  • References (30)
  • Citations (16)
#1L.D. Monti (University of Milan)H-Index: 17
#2Paolo Brambilla (University of Milan)H-Index: 68
Last.Claudio Cobelli (UNIPD: University of Padua)H-Index: 83
view all 10 authors...
#1P. Cavallo-Perin (UNITO: University of Turin)H-Index: 33
#2Giovanni Pacini (UNITO: University of Turin)H-Index: 2
Last.Gianfranco Pagano (UNITO: University of Turin)H-Index: 44
view all 8 authors...
#1C. Le Stunff (French Institute of Health and Medical Research)H-Index: 4
#2Pierre-François Bougnères (French Institute of Health and Medical Research)H-Index: 18

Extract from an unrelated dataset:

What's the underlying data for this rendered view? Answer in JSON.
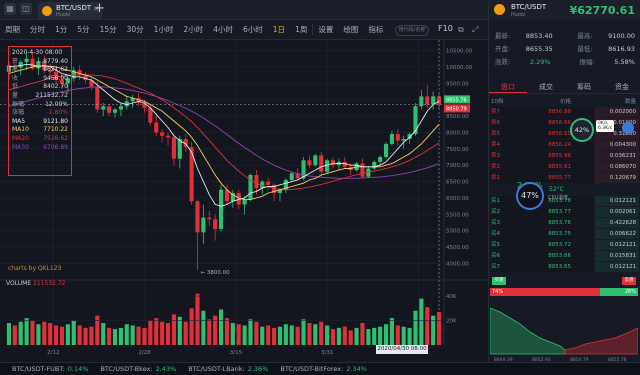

Cited By16
#1Josiane L. Broussard (Cedars-Sinai Medical Center)H-Index: 7
#2Cathryn M. Kolka (Cedars-Sinai Medical Center)H-Index: 15
Last.Richard N. Bergman (Cedars-Sinai Medical Center)H-Index: 103
view all 10 authors...
#1Yue Zhao (Nanjing University of Science and Technology)H-Index: 6
#2Ying Zhang (Nanjing University of Science and Technology)H-Index: 4
Last.Jianfa Zhang (NU: Nanjing University)H-Index: 2
view all 6 authors...
#1Mustafa Kanat (University of Texas Health Science Center at San Antonio)H-Index: 7
#2Luke Norton (University of Texas Health Science Center at San Antonio)H-Index: 17
Last.Muhammad A. Abdul-Ghani (University of Texas Health Science Center at San Antonio)H-Index: 41
view all 6 authors...
#1F. Cerutti (UNITO: University of Turin)H-Index: 23
#2Franco Rabbia (UNITO: University of Turin)H-Index: 27
Last.Giovanni Pacini (National Research Council)H-Index: 52
view all 10 authors...
View next paperRelationship between insulin sensitivity, insulin secretion and glucose tolerance in cirrhosis